For example, in early 2015, a high-profile tax inversion was achieved by Allergan (AGN). AGN achieved Irish domiciliation through the acquisition of the smaller Actavis (ACT) (note: the combined company retained the Allergan name and ticker symbol). While both the companies touted the operational efficiencies gained through the combination, it was obvious to most market observers that the potential tax savings was the primary reason for the acquisition.
Notable tax inversion acquisitions in recent years include the following companies:
• Johnson Controls to Ireland (pending)
• Arris Group to the United Kingdom (2016)
• Horizon Pharma to Ireland (2015)
• Mylan to the Netherlands (2015)
• Medtronic to Ireland (2015)
• Burger King to Canada (2014)
The Treasury has taken action twice to make it harder for companies to invert. These actions took away some of the economic benefits of inverting and helped slow the pace of these transactions, but we know companies will continue to seek new and creative ways to relocate their tax residence to avoid paying taxes here at home. Specifically, the Treasury acted to:
• Limit inversions by disregarding foreign parent stock attributable to recent inversions or acquisitions of U.S. companies.
• Address earning stripping by 1) targeting transactions that generate large interest deductions, 2) allowing the IRS on audit to divide debt instruments into part debt and part equity, and 3) finally facilitating improved due diligence and compliance by requiring large corporations to provide up-front due diligence and documentations regarding its related-party financial debt.
It appears for now that corporations may be reluctant to pursue tax inversions over the near-term due to the aforementioned U.S. Treasury statement and increased political scrutiny. However, this does not resolve the current problem of billions of capital being stored overseas. Without a tax holiday, there is a built-in disincentive for U.S. firms to repatriate funds for use in domestic operations. Gradient believes that increasingly global operations of larger U.S. companies with significant foreign cash reserves will lead to a heightened risk of international funds being shifted into high growth markets or to pet projects that need not be carried out domestically. We find that industries reliant on intellectual property for profitability, such as pharmaceuticals and technology firms, are the most aggressive in shifting earnings overseas.

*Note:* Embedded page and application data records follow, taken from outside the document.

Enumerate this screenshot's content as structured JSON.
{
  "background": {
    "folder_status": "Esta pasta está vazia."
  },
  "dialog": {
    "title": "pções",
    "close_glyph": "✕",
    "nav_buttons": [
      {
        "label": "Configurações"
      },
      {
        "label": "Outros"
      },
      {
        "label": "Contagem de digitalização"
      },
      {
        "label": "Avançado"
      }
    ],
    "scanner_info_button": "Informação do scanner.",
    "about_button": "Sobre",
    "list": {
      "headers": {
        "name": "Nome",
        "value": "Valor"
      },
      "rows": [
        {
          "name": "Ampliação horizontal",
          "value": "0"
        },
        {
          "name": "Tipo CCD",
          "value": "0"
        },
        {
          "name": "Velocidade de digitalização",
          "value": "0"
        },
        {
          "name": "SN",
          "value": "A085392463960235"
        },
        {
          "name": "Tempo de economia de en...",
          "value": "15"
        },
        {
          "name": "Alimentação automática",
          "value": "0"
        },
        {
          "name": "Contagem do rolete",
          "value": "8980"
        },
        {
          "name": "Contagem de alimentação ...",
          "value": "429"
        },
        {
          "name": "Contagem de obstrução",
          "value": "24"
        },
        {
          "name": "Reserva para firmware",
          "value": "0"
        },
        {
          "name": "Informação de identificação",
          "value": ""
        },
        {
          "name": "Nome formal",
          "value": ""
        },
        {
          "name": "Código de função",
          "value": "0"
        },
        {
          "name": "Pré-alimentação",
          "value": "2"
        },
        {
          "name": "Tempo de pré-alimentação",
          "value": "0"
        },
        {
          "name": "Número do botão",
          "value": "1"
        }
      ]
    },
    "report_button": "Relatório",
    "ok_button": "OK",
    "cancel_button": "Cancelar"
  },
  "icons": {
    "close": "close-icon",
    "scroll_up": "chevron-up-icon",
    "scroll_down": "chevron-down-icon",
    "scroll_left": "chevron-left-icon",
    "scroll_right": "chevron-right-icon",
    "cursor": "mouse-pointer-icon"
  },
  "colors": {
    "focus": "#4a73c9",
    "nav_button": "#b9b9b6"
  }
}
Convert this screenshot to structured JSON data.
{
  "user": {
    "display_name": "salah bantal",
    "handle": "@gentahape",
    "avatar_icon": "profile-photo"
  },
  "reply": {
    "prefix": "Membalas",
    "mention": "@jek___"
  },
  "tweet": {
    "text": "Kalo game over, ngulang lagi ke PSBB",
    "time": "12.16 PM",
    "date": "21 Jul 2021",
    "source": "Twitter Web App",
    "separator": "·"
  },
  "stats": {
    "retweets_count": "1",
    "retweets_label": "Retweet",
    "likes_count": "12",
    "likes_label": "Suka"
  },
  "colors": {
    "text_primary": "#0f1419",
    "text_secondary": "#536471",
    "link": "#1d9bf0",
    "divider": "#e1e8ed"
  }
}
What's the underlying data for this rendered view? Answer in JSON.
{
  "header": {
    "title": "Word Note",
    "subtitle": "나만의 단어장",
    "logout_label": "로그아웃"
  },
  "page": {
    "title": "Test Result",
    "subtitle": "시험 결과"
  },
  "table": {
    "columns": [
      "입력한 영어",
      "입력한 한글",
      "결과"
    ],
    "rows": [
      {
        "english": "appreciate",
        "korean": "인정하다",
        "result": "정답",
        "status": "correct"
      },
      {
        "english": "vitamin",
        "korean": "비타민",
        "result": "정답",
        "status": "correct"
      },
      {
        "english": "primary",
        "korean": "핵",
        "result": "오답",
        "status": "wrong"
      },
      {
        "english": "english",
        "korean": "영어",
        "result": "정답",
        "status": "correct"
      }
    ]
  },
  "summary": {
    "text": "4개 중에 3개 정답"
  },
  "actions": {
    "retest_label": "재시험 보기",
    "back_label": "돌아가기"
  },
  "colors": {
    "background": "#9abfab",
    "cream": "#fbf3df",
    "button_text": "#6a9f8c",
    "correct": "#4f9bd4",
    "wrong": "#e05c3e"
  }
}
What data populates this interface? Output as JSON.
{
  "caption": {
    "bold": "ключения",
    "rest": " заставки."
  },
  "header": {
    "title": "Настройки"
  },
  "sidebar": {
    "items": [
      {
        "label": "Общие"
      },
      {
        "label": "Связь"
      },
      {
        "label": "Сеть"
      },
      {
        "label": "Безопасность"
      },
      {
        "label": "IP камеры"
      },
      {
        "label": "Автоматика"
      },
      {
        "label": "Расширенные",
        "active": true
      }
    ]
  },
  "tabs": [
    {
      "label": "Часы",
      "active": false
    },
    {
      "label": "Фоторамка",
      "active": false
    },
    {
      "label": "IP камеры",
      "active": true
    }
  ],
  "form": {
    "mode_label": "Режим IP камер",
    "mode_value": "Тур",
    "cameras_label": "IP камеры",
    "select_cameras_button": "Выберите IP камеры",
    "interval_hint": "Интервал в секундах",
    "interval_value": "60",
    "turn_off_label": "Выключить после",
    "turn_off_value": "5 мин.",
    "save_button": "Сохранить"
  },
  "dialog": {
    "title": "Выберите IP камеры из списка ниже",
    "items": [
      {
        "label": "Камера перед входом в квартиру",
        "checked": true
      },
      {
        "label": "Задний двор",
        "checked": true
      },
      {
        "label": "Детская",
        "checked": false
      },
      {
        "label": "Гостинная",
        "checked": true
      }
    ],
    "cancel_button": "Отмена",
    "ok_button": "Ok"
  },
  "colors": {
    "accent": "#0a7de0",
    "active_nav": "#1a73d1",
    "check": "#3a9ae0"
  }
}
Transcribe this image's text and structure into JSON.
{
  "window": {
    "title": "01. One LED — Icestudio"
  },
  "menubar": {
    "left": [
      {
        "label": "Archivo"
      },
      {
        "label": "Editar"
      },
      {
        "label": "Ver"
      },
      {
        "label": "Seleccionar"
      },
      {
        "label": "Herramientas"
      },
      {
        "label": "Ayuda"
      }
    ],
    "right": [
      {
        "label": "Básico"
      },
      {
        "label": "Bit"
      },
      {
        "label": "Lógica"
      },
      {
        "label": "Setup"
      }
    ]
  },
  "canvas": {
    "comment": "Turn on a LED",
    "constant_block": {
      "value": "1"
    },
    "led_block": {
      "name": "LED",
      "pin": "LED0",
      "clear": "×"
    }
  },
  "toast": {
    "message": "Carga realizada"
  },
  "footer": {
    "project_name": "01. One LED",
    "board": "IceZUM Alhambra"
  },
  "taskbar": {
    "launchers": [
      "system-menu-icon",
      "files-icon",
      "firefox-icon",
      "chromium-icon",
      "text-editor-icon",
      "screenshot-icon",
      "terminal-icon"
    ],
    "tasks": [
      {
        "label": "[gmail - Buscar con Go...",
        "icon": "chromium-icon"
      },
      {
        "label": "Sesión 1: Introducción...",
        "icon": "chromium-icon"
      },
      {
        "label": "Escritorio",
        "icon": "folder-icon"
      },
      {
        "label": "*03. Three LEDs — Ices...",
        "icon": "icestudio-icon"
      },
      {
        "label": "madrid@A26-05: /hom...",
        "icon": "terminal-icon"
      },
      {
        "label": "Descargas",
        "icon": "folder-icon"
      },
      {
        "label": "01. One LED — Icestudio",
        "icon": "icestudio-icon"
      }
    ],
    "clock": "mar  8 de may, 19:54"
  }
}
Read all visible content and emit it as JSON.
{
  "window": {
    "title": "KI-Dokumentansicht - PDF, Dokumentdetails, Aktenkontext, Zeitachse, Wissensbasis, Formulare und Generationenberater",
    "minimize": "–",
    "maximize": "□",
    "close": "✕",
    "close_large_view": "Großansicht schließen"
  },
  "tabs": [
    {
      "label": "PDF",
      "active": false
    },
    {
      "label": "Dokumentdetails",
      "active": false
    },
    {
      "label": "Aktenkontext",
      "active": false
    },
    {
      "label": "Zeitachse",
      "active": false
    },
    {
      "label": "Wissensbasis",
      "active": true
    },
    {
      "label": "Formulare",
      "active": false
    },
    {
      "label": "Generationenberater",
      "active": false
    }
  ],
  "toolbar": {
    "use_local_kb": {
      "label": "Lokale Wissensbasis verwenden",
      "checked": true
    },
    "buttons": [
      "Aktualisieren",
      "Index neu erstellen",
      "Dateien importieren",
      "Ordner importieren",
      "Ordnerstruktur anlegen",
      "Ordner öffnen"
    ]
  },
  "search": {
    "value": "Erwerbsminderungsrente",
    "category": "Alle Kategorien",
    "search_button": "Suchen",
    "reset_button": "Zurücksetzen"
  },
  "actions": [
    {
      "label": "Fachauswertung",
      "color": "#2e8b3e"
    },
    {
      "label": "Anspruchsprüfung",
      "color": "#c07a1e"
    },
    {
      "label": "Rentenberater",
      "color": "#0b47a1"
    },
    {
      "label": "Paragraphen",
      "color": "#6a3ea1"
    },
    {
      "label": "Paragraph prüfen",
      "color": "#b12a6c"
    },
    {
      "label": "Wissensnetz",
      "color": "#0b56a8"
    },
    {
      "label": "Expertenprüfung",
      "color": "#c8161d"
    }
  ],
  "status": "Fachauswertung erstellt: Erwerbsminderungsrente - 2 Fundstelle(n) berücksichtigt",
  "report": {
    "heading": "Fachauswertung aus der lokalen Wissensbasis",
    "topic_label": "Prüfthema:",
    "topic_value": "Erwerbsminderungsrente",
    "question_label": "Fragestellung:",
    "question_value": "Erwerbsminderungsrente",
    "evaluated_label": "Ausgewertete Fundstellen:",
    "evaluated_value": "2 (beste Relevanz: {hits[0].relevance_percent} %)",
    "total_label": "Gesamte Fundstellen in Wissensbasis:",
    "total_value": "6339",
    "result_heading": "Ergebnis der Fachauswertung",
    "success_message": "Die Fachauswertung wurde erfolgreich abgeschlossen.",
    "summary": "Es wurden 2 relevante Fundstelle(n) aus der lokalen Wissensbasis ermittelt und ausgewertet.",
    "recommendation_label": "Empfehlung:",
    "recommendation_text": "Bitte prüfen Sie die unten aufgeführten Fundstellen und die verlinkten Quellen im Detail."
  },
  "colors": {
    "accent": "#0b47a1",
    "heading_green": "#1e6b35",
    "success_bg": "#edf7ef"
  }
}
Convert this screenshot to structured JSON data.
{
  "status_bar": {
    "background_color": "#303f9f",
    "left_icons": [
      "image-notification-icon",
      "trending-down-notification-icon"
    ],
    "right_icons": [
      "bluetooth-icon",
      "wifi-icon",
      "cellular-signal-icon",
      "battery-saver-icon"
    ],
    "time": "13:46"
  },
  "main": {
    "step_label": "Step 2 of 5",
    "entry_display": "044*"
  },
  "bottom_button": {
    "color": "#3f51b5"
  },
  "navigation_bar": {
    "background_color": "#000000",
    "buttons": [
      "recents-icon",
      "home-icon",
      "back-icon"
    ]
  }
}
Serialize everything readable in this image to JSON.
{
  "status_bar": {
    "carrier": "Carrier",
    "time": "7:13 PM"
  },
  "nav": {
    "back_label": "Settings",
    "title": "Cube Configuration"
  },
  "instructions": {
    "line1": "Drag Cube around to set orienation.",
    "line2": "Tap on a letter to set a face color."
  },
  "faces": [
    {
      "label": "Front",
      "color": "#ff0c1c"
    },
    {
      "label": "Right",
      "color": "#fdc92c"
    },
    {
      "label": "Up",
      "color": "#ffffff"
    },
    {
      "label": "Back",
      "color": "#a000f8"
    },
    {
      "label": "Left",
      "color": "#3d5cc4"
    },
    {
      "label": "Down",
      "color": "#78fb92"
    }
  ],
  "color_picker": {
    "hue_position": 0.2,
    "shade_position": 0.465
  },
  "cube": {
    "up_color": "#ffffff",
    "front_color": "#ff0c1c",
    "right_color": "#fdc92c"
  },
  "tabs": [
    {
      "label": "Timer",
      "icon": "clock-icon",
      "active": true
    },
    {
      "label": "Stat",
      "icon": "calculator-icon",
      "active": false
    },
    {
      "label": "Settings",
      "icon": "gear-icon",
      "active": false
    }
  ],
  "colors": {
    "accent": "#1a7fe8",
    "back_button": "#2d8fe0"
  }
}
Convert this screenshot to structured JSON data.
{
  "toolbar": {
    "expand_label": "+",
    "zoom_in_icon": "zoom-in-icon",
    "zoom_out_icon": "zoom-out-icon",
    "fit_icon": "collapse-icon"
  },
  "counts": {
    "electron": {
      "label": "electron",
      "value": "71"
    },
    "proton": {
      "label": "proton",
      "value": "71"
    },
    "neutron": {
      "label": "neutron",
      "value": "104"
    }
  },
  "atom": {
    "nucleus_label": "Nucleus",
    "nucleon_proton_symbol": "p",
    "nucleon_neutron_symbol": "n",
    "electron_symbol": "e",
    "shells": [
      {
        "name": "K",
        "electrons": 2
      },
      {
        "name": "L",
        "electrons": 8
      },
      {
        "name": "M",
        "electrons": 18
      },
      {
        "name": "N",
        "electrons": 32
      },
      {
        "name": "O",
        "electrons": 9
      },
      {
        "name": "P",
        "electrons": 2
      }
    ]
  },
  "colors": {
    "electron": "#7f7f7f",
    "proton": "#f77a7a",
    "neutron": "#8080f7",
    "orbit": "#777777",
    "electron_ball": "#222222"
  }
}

This presidential election could have large ramifications on if/how U.S. public companies address tax inversion. Democratic candidate Hillary Clinton would attempt to make it more difficult by requiring a foreign entity to control 50% of the combined entity, while Republican candidate Donald Trump would attempt to eliminate the benefit by lowering the corporate tax rate. Either way, we expect it will be less likely that companies will benefit from tax inversion in the future.
Disclaimer: This newsletter is published solely for informational purposes and is not to be construed as advice or a recommendation to specific individuals. Individuals should take into account their personal financial circumstances in acting on any rankings or stock selections provided by Sabrient. Sabrient makes no representations that the techniques used in its rankings or selections will result in or guarantee profits in trading. Trading involves risk, including possible loss of principal and other losses, and past performance is no indication of future results.